---- Records for this exercise
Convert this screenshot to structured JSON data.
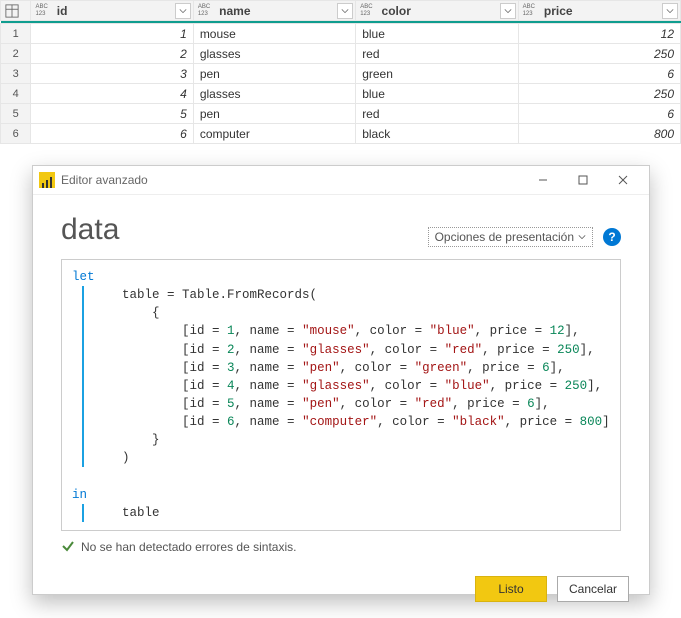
{
  "table": {
    "columns": [
      {
        "key": "id",
        "label": "id"
      },
      {
        "key": "name",
        "label": "name"
      },
      {
        "key": "color",
        "label": "color"
      },
      {
        "key": "price",
        "label": "price"
      }
    ],
    "rows": [
      {
        "n": "1",
        "id": "1",
        "name": "mouse",
        "color": "blue",
        "price": "12"
      },
      {
        "n": "2",
        "id": "2",
        "name": "glasses",
        "color": "red",
        "price": "250"
      },
      {
        "n": "3",
        "id": "3",
        "name": "pen",
        "color": "green",
        "price": "6"
      },
      {
        "n": "4",
        "id": "4",
        "name": "glasses",
        "color": "blue",
        "price": "250"
      },
      {
        "n": "5",
        "id": "5",
        "name": "pen",
        "color": "red",
        "price": "6"
      },
      {
        "n": "6",
        "id": "6",
        "name": "computer",
        "color": "black",
        "price": "800"
      }
    ]
  },
  "dialog": {
    "title": "Editor avanzado",
    "query_name": "data",
    "display_options": "Opciones de presentación",
    "status": "No se han detectado errores de sintaxis.",
    "done": "Listo",
    "cancel": "Cancelar",
    "code": {
      "let": "let",
      "assign": "    table = Table.FromRecords(",
      "open": "        {",
      "r1a": "            [id = ",
      "r1id": "1",
      "r1b": ", name = ",
      "r1name": "\"mouse\"",
      "r1c": ", color = ",
      "r1color": "\"blue\"",
      "r1d": ", price = ",
      "r1price": "12",
      "r1e": "],",
      "r2a": "            [id = ",
      "r2id": "2",
      "r2b": ", name = ",
      "r2name": "\"glasses\"",
      "r2c": ", color = ",
      "r2color": "\"red\"",
      "r2d": ", price = ",
      "r2price": "250",
      "r2e": "],",
      "r3a": "            [id = ",
      "r3id": "3",
      "r3b": ", name = ",
      "r3name": "\"pen\"",
      "r3c": ", color = ",
      "r3color": "\"green\"",
      "r3d": ", price = ",
      "r3price": "6",
      "r3e": "],",
      "r4a": "            [id = ",
      "r4id": "4",
      "r4b": ", name = ",
      "r4name": "\"glasses\"",
      "r4c": ", color = ",
      "r4color": "\"blue\"",
      "r4d": ", price = ",
      "r4price": "250",
      "r4e": "],",
      "r5a": "            [id = ",
      "r5id": "5",
      "r5b": ", name = ",
      "r5name": "\"pen\"",
      "r5c": ", color = ",
      "r5color": "\"red\"",
      "r5d": ", price = ",
      "r5price": "6",
      "r5e": "],",
      "r6a": "            [id = ",
      "r6id": "6",
      "r6b": ", name = ",
      "r6name": "\"computer\"",
      "r6c": ", color = ",
      "r6color": "\"black\"",
      "r6d": ", price = ",
      "r6price": "800",
      "r6e": "]",
      "close": "        }",
      "paren": "    )",
      "in": "in",
      "result": "    table"
    }
  }
}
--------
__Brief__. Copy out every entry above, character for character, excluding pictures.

__Result__.
Convert this screenshot to structured JSON data.
{
  "table": {
    "columns": [
      {
        "key": "id",
        "label": "id"
      },
      {
        "key": "name",
        "label": "name"
      },
      {
        "key": "color",
        "label": "color"
      },
      {
        "key": "price",
        "label": "price"
      }
    ],
    "rows": [
      {
        "n": "1",
        "id": "1",
        "name": "mouse",
        "color": "blue",
        "price": "12"
      },
      {
        "n": "2",
        "id": "2",
        "name": "glasses",
        "color": "red",
        "price": "250"
      },
      {
        "n": "3",
        "id": "3",
        "name": "pen",
        "color": "green",
        "price": "6"
      },
      {
        "n": "4",
        "id": "4",
        "name": "glasses",
        "color": "blue",
        "price": "250"
      },
      {
        "n": "5",
        "id": "5",
        "name": "pen",
        "color": "red",
        "price": "6"
      },
      {
        "n": "6",
        "id": "6",
        "name": "computer",
        "color": "black",
        "price": "800"
      }
    ]
  },
  "dialog": {
    "title": "Editor avanzado",
    "query_name": "data",
    "display_options": "Opciones de presentación",
    "status": "No se han detectado errores de sintaxis.",
    "done": "Listo",
    "cancel": "Cancelar",
    "code": {
      "let": "let",
      "assign": "    table = Table.FromRecords(",
      "open": "        {",
      "r1a": "            [id = ",
      "r1id": "1",
      "r1b": ", name = ",
      "r1name": "\"mouse\"",
      "r1c": ", color = ",
      "r1color": "\"blue\"",
      "r1d": ", price = ",
      "r1price": "12",
      "r1e": "],",
      "r2a": "            [id = ",
      "r2id": "2",
      "r2b": ", name = ",
      "r2name": "\"glasses\"",
      "r2c": ", color = ",
      "r2color": "\"red\"",
      "r2d": ", price = ",
      "r2price": "250",
      "r2e": "],",
      "r3a": "            [id = ",
      "r3id": "3",
      "r3b": ", name = ",
      "r3name": "\"pen\"",
      "r3c": ", color = ",
      "r3color": "\"green\"",
      "r3d": ", price = ",
      "r3price": "6",
      "r3e": "],",
      "r4a": "            [id = ",
      "r4id": "4",
      "r4b": ", name = ",
      "r4name": "\"glasses\"",
      "r4c": ", color = ",
      "r4color": "\"blue\"",
      "r4d": ", price = ",
      "r4price": "250",
      "r4e": "],",
      "r5a": "            [id = ",
      "r5id": "5",
      "r5b": ", name = ",
      "r5name": "\"pen\"",
      "r5c": ", color = ",
      "r5color": "\"red\"",
      "r5d": ", price = ",
      "r5price": "6",
      "r5e": "],",
      "r6a": "            [id = ",
      "r6id": "6",
      "r6b": ", name = ",
      "r6name": "\"computer\"",
      "r6c": ", color = ",
      "r6color": "\"black\"",
      "r6d": ", price = ",
      "r6price": "800",
      "r6e": "]",
      "close": "        }",
      "paren": "    )",
      "in": "in",
      "result": "    table"
    }
  }
}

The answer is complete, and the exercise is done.